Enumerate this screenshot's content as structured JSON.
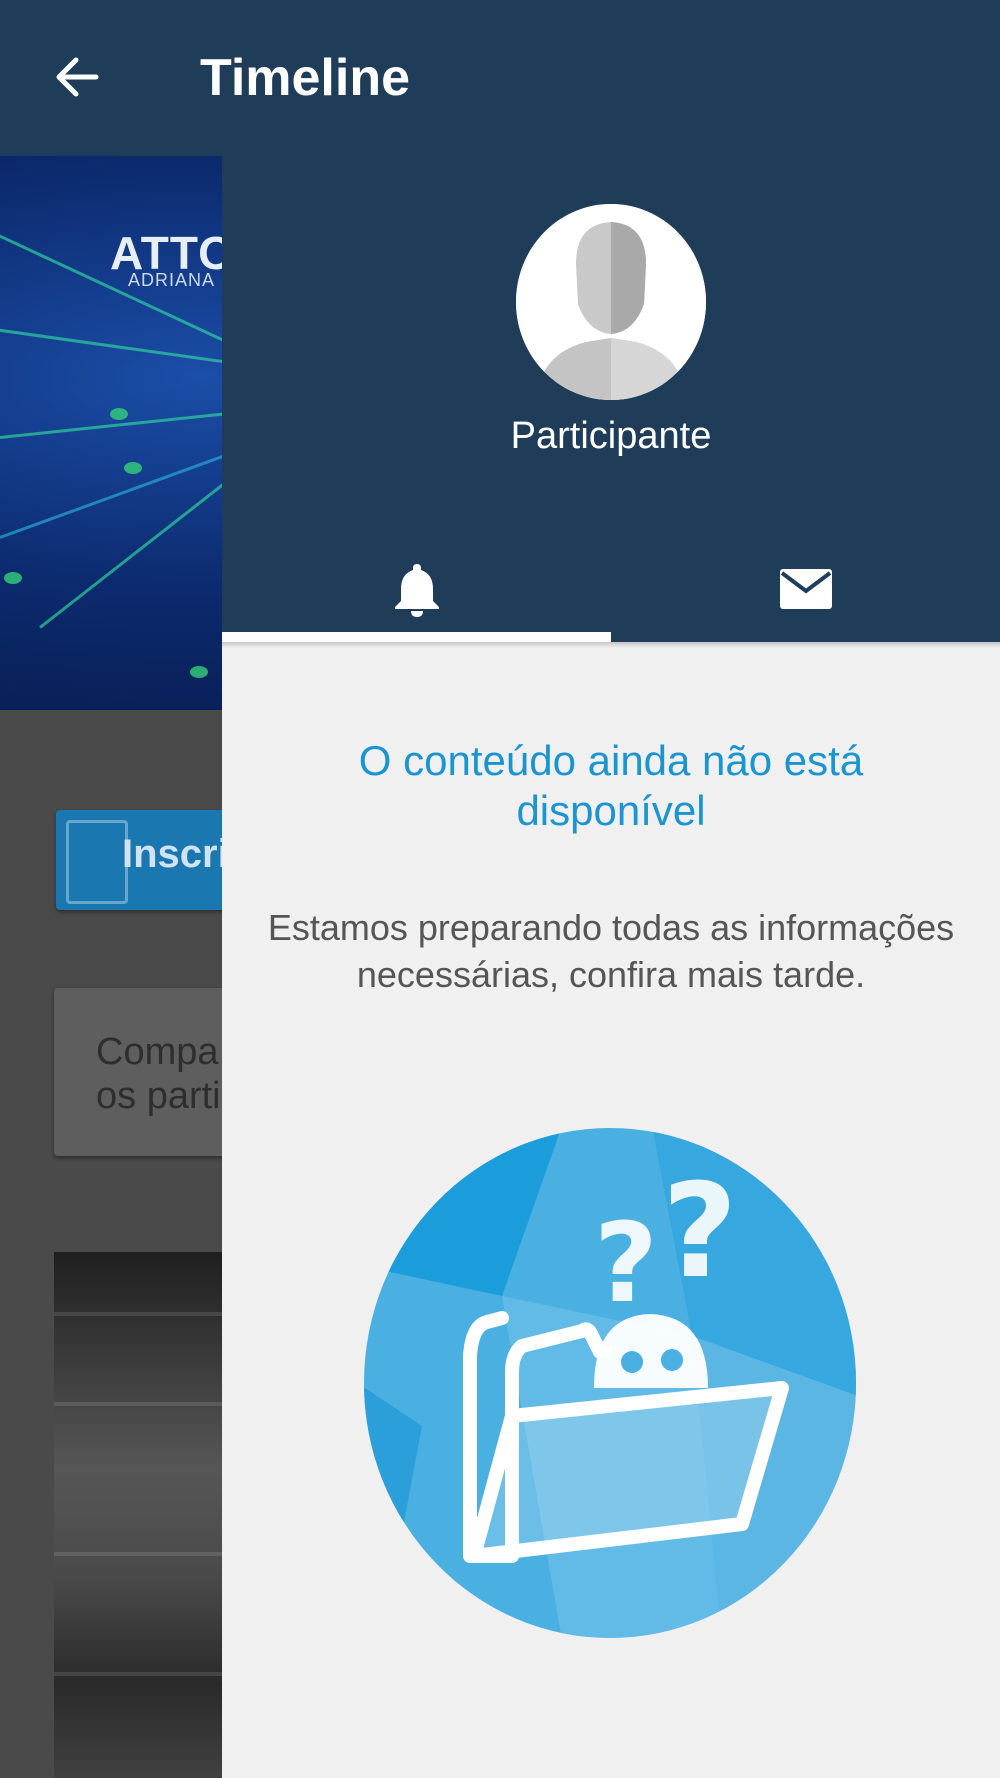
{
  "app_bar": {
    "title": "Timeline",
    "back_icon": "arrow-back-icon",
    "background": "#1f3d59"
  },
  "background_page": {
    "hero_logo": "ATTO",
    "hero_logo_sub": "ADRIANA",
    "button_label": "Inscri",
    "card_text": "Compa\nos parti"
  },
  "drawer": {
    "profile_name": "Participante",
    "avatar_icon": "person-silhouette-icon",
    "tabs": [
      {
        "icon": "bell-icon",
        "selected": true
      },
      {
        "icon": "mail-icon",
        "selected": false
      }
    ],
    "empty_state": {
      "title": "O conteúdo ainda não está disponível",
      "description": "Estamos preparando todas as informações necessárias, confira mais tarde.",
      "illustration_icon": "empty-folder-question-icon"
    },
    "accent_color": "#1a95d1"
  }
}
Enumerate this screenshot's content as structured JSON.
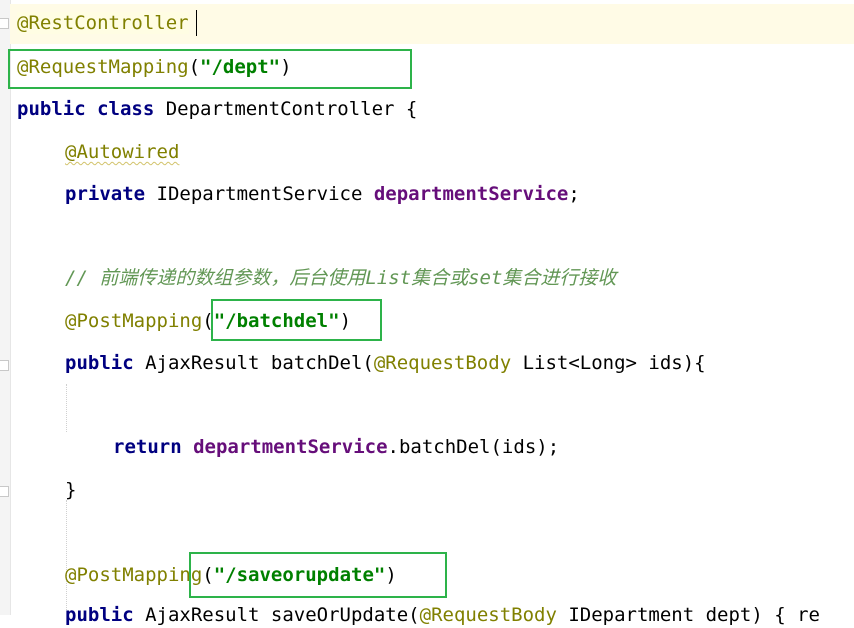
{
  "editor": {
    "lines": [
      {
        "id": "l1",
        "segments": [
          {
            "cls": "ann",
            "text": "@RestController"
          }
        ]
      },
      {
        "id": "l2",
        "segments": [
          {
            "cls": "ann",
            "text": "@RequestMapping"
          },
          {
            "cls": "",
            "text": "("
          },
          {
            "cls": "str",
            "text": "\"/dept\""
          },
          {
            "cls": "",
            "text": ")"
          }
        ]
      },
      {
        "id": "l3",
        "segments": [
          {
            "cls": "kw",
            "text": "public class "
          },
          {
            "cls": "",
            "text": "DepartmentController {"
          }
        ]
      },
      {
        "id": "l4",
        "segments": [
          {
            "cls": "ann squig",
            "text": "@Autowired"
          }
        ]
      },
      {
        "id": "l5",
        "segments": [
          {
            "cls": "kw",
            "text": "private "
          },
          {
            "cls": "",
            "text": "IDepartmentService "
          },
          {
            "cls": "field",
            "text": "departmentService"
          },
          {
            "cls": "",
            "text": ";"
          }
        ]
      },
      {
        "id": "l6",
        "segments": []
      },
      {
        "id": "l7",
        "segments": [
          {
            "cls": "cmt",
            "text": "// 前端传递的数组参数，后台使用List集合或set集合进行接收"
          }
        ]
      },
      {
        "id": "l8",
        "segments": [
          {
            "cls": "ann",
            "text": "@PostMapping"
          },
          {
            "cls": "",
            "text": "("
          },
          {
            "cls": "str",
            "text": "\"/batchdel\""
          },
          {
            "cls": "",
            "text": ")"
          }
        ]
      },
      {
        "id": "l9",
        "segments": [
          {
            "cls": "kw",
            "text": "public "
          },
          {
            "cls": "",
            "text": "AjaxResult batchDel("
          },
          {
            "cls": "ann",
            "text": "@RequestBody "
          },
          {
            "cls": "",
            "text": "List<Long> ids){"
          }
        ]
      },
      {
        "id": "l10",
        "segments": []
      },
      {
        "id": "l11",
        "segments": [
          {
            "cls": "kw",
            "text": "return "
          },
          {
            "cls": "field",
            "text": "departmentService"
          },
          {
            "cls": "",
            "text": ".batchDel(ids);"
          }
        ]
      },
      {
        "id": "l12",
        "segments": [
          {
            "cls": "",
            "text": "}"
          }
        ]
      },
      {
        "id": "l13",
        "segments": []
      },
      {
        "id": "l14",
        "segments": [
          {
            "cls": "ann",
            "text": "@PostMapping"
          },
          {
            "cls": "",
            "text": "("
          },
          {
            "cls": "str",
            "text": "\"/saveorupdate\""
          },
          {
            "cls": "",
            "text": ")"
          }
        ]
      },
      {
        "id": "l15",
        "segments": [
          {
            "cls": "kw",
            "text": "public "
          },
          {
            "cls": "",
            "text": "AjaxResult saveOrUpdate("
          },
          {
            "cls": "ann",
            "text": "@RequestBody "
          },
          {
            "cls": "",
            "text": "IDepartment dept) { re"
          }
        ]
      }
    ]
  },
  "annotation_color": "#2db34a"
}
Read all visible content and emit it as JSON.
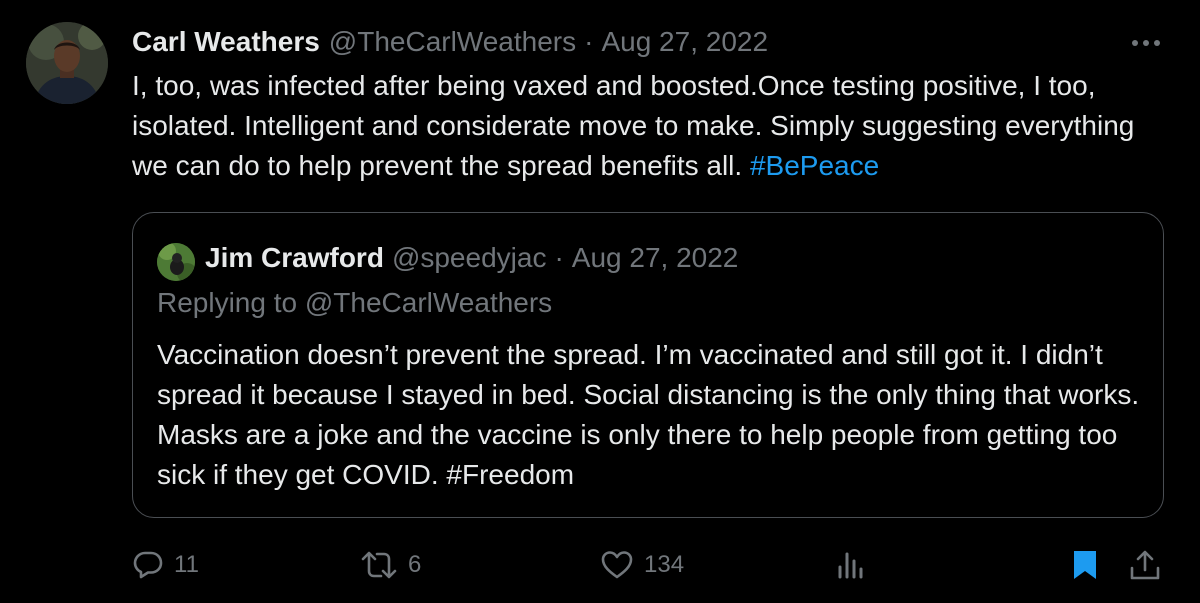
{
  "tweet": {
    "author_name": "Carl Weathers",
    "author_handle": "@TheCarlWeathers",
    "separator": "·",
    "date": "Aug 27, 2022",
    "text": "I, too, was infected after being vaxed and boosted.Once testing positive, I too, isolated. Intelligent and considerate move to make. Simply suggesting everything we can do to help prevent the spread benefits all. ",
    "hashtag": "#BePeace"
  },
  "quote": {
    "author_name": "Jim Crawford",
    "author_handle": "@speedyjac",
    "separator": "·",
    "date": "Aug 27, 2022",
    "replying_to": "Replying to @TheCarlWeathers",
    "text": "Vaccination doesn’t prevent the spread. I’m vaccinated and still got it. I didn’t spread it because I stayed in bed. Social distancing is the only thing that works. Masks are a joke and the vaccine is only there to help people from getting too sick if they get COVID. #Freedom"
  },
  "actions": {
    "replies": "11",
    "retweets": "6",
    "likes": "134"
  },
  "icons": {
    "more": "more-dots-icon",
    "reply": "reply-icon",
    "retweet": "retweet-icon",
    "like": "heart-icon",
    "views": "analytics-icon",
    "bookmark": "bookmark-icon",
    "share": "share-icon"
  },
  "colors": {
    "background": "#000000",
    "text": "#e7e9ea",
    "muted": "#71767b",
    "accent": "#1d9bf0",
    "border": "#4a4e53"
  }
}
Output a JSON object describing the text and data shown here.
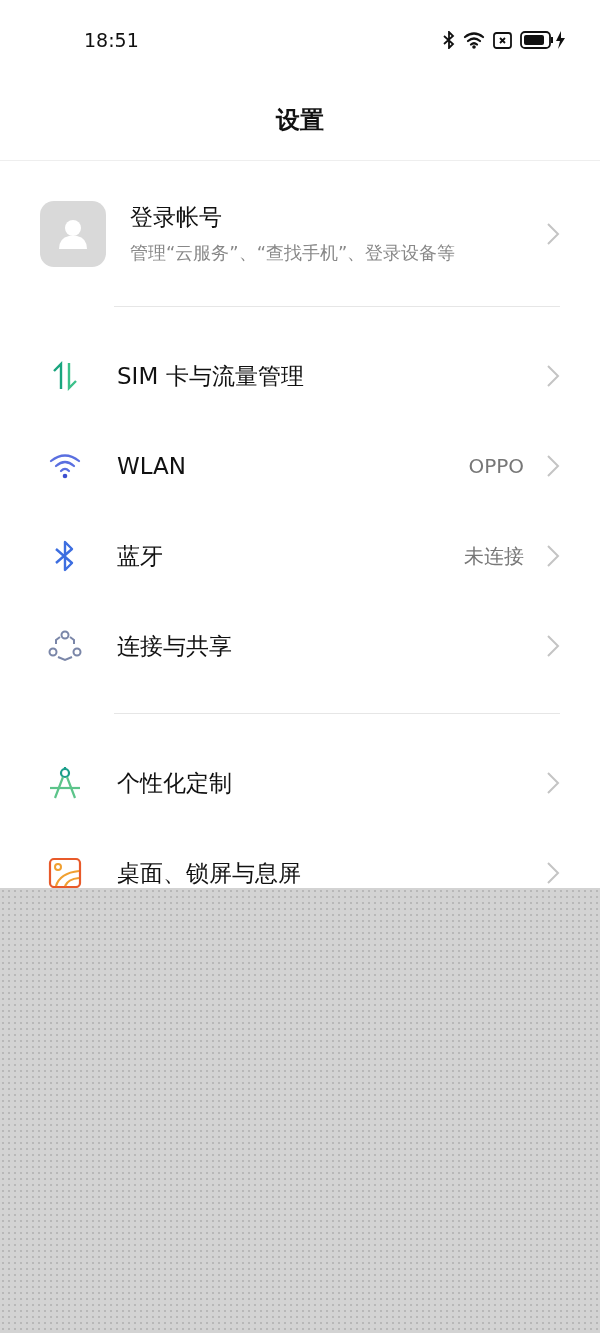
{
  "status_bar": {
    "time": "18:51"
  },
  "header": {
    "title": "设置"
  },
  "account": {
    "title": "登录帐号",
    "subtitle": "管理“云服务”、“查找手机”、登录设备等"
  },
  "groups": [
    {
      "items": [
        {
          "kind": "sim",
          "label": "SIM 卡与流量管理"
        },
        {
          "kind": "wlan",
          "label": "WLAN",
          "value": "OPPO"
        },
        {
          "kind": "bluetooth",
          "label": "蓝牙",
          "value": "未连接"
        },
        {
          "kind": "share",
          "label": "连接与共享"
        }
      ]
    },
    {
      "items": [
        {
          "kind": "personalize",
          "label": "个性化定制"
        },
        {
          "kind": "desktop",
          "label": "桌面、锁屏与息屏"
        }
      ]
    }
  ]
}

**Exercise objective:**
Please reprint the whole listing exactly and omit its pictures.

**Response to this task:**
Enumerate this screenshot's content as structured JSON.
{
  "app_bar": {
    "title": "Timeline",
    "back_icon": "arrow-back-icon",
    "background": "#1f3d59"
  },
  "background_page": {
    "hero_logo": "ATTO",
    "hero_logo_sub": "ADRIANA",
    "button_label": "Inscri",
    "card_text": "Compa\nos parti"
  },
  "drawer": {
    "profile_name": "Participante",
    "avatar_icon": "person-silhouette-icon",
    "tabs": [
      {
        "icon": "bell-icon",
        "selected": true
      },
      {
        "icon": "mail-icon",
        "selected": false
      }
    ],
    "empty_state": {
      "title": "O conteúdo ainda não está disponível",
      "description": "Estamos preparando todas as informações necessárias, confira mais tarde.",
      "illustration_icon": "empty-folder-question-icon"
    },
    "accent_color": "#1a95d1"
  }
}
Enumerate this screenshot's content as structured JSON.
{
  "editor": {
    "lines": [
      {
        "id": "l1",
        "segments": [
          {
            "cls": "ann",
            "text": "@RestController"
          }
        ]
      },
      {
        "id": "l2",
        "segments": [
          {
            "cls": "ann",
            "text": "@RequestMapping"
          },
          {
            "cls": "",
            "text": "("
          },
          {
            "cls": "str",
            "text": "\"/dept\""
          },
          {
            "cls": "",
            "text": ")"
          }
        ]
      },
      {
        "id": "l3",
        "segments": [
          {
            "cls": "kw",
            "text": "public class "
          },
          {
            "cls": "",
            "text": "DepartmentController {"
          }
        ]
      },
      {
        "id": "l4",
        "segments": [
          {
            "cls": "ann squig",
            "text": "@Autowired"
          }
        ]
      },
      {
        "id": "l5",
        "segments": [
          {
            "cls": "kw",
            "text": "private "
          },
          {
            "cls": "",
            "text": "IDepartmentService "
          },
          {
            "cls": "field",
            "text": "departmentService"
          },
          {
            "cls": "",
            "text": ";"
          }
        ]
      },
      {
        "id": "l6",
        "segments": []
      },
      {
        "id": "l7",
        "segments": [
          {
            "cls": "cmt",
            "text": "// 前端传递的数组参数，后台使用List集合或set集合进行接收"
          }
        ]
      },
      {
        "id": "l8",
        "segments": [
          {
            "cls": "ann",
            "text": "@PostMapping"
          },
          {
            "cls": "",
            "text": "("
          },
          {
            "cls": "str",
            "text": "\"/batchdel\""
          },
          {
            "cls": "",
            "text": ")"
          }
        ]
      },
      {
        "id": "l9",
        "segments": [
          {
            "cls": "kw",
            "text": "public "
          },
          {
            "cls": "",
            "text": "AjaxResult batchDel("
          },
          {
            "cls": "ann",
            "text": "@RequestBody "
          },
          {
            "cls": "",
            "text": "List<Long> ids){"
          }
        ]
      },
      {
        "id": "l10",
        "segments": []
      },
      {
        "id": "l11",
        "segments": [
          {
            "cls": "kw",
            "text": "return "
          },
          {
            "cls": "field",
            "text": "departmentService"
          },
          {
            "cls": "",
            "text": ".batchDel(ids);"
          }
        ]
      },
      {
        "id": "l12",
        "segments": [
          {
            "cls": "",
            "text": "}"
          }
        ]
      },
      {
        "id": "l13",
        "segments": []
      },
      {
        "id": "l14",
        "segments": [
          {
            "cls": "ann",
            "text": "@PostMapping"
          },
          {
            "cls": "",
            "text": "("
          },
          {
            "cls": "str",
            "text": "\"/saveorupdate\""
          },
          {
            "cls": "",
            "text": ")"
          }
        ]
      },
      {
        "id": "l15",
        "segments": [
          {
            "cls": "kw",
            "text": "public "
          },
          {
            "cls": "",
            "text": "AjaxResult saveOrUpdate("
          },
          {
            "cls": "ann",
            "text": "@RequestBody "
          },
          {
            "cls": "",
            "text": "IDepartment dept) { re"
          }
        ]
      }
    ]
  },
  "annotation_color": "#2db34a"
}
Read all visible content and emit it as JSON.
{
  "tweet": {
    "author_name": "Carl Weathers",
    "author_handle": "@TheCarlWeathers",
    "separator": "·",
    "date": "Aug 27, 2022",
    "text": "I, too, was infected after being vaxed and boosted.Once testing positive, I too, isolated. Intelligent and considerate move to make. Simply suggesting everything we can do to help prevent the spread benefits all. ",
    "hashtag": "#BePeace"
  },
  "quote": {
    "author_name": "Jim Crawford",
    "author_handle": "@speedyjac",
    "separator": "·",
    "date": "Aug 27, 2022",
    "replying_to": "Replying to @TheCarlWeathers",
    "text": "Vaccination doesn’t prevent the spread. I’m vaccinated and still got it. I didn’t spread it because I stayed in bed. Social distancing is the only thing that works. Masks are a joke and the vaccine is only there to help people from getting too sick if they get COVID. #Freedom"
  },
  "actions": {
    "replies": "11",
    "retweets": "6",
    "likes": "134"
  },
  "icons": {
    "more": "more-dots-icon",
    "reply": "reply-icon",
    "retweet": "retweet-icon",
    "like": "heart-icon",
    "views": "analytics-icon",
    "bookmark": "bookmark-icon",
    "share": "share-icon"
  },
  "colors": {
    "background": "#000000",
    "text": "#e7e9ea",
    "muted": "#71767b",
    "accent": "#1d9bf0",
    "border": "#4a4e53"
  }
}
Output a JSON object describing the text and data shown here.
{
  "status_bar": {
    "time": "18:51"
  },
  "header": {
    "title": "设置"
  },
  "account": {
    "title": "登录帐号",
    "subtitle": "管理“云服务”、“查找手机”、登录设备等"
  },
  "groups": [
    {
      "items": [
        {
          "kind": "sim",
          "label": "SIM 卡与流量管理"
        },
        {
          "kind": "wlan",
          "label": "WLAN",
          "value": "OPPO"
        },
        {
          "kind": "bluetooth",
          "label": "蓝牙",
          "value": "未连接"
        },
        {
          "kind": "share",
          "label": "连接与共享"
        }
      ]
    },
    {
      "items": [
        {
          "kind": "personalize",
          "label": "个性化定制"
        },
        {
          "kind": "desktop",
          "label": "桌面、锁屏与息屏"
        }
      ]
    }
  ]
}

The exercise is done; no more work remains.